They do work quite nicely, especially, when the violinist doesn’t require extremely drastic dimming. This way, the sound quality isn’t affected much, and the neighbors wouldn’t be disturbed at all.
Where Do You Put a Violin Mute?
Violin mutes are typically placed on the bridge. That’s where their dimming effect works best, and that’s where they’re least intrusive.
There are some varieties that can be “parked” behind the bridge until they’re needed. And these are placed on the D-string, or another combination of strings, when not in use.
This temporary placement shouldn’t affect the sound of the violin, rattle, or cause any inconvenience to the player. In such cases, it would be best to look for a different type.
Are Violin Mutes Good?
Nothing in this world is perfect! But, as far as dimming the volume of a violin is needed, then violin mutes are quite effective.
Naturally, buying a prime quality product, aiming for a good fit, and not going overboard with volume reduction gives the best results.
What Are the Different Types of Violin Mute?
Violin mutes are pretty similar in principle, but they have slight design differences that cater to individual requirements. This usually means, does the player need slight muting, moderate muting, or excessive muting?
In some situations, violin players use more than one type of mute as needed for practice and ensemble performance.
One of the most important factors that affect the performance of a violin mute is the material it’s made from. The most common ones are rubber, metal, wire, and leather.
The following are the main types of violin mutes:
These Tourte and Round Tourte mutes are often made from rubber, and they come with a couple of slots that help to park them on the strings behind the bridge.
This is the easiest arrangement that allows the violinist to apply the mute then take it back off repeatedly. When it’s not in use, it just stays put near the tailpiece.
The orchestral mutes, also known as the standard mutes, don’t reduce the violin’s volume too much. Thus, they wouldn’t be too practical for practice.
Metal practice mutes give the highest sound reduction compared to all the other types. So it’s a great option for all the late-night owls or early-morning larks of the music world.
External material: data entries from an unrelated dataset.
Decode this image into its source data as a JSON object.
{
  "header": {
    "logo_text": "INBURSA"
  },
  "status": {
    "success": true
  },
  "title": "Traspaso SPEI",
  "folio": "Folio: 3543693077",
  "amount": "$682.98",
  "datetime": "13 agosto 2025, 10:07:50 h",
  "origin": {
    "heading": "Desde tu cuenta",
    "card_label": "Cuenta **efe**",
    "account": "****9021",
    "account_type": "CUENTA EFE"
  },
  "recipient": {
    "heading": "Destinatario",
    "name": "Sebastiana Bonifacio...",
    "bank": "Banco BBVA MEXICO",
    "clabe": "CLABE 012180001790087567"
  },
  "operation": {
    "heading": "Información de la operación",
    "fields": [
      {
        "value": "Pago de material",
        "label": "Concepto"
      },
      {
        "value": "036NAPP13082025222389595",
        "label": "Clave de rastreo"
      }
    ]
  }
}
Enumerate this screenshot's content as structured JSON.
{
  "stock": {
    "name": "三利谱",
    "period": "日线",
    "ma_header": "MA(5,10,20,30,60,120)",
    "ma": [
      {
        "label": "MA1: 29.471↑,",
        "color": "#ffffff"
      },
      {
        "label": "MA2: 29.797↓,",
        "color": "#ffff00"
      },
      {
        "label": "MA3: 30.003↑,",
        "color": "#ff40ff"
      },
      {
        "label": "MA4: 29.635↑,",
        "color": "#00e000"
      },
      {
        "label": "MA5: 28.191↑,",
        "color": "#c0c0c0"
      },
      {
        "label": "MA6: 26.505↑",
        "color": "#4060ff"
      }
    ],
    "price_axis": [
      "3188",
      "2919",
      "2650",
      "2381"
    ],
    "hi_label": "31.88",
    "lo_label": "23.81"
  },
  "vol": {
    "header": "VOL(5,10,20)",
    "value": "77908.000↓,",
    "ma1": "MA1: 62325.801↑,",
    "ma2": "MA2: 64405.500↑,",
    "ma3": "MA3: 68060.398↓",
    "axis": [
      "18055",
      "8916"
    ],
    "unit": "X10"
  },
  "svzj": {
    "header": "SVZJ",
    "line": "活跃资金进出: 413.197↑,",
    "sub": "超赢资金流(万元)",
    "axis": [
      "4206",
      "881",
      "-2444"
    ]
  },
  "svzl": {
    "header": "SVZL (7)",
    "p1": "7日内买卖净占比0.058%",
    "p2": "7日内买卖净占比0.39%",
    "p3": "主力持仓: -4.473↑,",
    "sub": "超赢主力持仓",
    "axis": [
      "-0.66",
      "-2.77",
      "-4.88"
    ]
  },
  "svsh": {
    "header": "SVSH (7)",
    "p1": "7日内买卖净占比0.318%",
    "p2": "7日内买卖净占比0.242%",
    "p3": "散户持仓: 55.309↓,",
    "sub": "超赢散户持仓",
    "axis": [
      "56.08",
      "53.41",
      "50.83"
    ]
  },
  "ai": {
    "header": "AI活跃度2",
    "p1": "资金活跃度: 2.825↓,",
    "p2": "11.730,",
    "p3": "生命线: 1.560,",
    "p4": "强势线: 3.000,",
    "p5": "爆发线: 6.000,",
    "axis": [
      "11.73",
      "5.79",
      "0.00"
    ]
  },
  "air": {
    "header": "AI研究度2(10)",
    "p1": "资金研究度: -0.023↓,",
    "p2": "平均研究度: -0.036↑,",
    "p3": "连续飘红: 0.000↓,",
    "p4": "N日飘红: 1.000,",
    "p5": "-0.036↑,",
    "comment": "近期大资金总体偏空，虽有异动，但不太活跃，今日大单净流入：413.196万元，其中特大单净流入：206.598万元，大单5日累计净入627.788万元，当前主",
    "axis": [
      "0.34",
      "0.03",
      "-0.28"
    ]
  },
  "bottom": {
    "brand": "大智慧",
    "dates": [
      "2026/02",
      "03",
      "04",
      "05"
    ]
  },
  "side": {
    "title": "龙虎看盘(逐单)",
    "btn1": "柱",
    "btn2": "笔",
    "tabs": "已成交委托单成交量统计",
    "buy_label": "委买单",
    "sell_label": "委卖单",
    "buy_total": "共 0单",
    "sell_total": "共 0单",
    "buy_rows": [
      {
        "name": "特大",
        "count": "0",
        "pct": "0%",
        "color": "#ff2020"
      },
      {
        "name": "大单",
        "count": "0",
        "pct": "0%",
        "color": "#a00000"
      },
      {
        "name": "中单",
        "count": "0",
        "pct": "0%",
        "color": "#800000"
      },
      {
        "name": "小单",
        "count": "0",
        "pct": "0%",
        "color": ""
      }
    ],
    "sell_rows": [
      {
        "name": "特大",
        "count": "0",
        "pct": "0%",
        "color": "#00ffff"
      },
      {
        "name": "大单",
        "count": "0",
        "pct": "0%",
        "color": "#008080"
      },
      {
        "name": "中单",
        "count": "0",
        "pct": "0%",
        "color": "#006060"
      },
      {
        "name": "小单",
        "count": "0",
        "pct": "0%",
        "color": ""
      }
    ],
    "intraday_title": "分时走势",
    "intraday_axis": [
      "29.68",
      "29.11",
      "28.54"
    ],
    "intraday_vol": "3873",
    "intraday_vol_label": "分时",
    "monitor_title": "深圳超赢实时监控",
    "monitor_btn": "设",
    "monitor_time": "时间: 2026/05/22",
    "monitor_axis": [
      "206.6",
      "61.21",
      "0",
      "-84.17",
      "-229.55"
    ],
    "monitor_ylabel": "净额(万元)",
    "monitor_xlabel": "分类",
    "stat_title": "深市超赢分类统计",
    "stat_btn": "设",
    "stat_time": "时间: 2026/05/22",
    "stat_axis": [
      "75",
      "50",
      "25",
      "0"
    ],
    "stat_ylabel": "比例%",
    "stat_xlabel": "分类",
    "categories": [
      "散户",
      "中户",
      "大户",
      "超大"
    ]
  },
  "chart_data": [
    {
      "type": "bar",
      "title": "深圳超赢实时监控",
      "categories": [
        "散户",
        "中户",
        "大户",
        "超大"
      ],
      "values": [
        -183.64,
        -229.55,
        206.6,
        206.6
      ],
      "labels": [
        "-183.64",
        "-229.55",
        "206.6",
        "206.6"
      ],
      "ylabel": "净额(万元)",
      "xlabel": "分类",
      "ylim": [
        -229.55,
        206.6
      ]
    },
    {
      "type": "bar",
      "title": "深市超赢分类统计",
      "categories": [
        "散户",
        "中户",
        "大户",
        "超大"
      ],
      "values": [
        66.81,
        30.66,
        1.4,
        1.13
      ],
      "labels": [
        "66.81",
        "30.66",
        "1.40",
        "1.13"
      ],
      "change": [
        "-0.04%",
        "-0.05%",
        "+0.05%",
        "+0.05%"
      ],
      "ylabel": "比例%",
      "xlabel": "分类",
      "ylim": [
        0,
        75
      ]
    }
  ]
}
Two things might be a bit off with a metal mute: first, the fit, as it doesn’t sit too well on every type of bridge. And second, the tinny sound. This is a tradeoff many are willing to do though.
This mute is a direct derivative of the orchestral mutes. The main addition is a magnetic clip that attaches to the fingerboard. Generally, it keeps the mute secure in place and minimizes its movement while playing.
- Leather Mute
Leather mutes easily take the shape of the bridge they’re mounted on. They provide moderate sound reduction, and some have the extra option of double positioning. This gives two levels of muting.
They also give an impressive sound quality.
- Rubber Mute
Rubber mutes are probably the most common practice mutes. They aren’t expensive and they really dampen down the sound.
The only snag with these is their bulky size and height.
- Wire Mute
This is a slide-on mute made from an elaborate metal frame. Usually, it contains three brass cylinders covered by a plastic tube.
This is a pretty good mute for home practice, but it comes with two size fits only. It’s suitable for 3/4 and 4/4 violins only.
- Caterpillar Mute
This is an extremely low-profile magnetic mute that fits snugly on any bridge. The variation in bridge curvature, width, or thickness wouldn’t affect the fit. That’s because the caterpillar literally molds itself onto the bridge.
This mute is quite powerful in its dimming capabilities, so it’s good as a practice mute. And the good news is that the sound quality remains superb even with the significant volume reduction.
It’s amazing what a little piece of rubber could allow a violinist to do. This goes from practicing late at night, to participating in orchestral ensembles.
A violin mute is a practical little device that helps in reducing the volume of the music a little or a lot. It all depends on the violinist’s individual needs.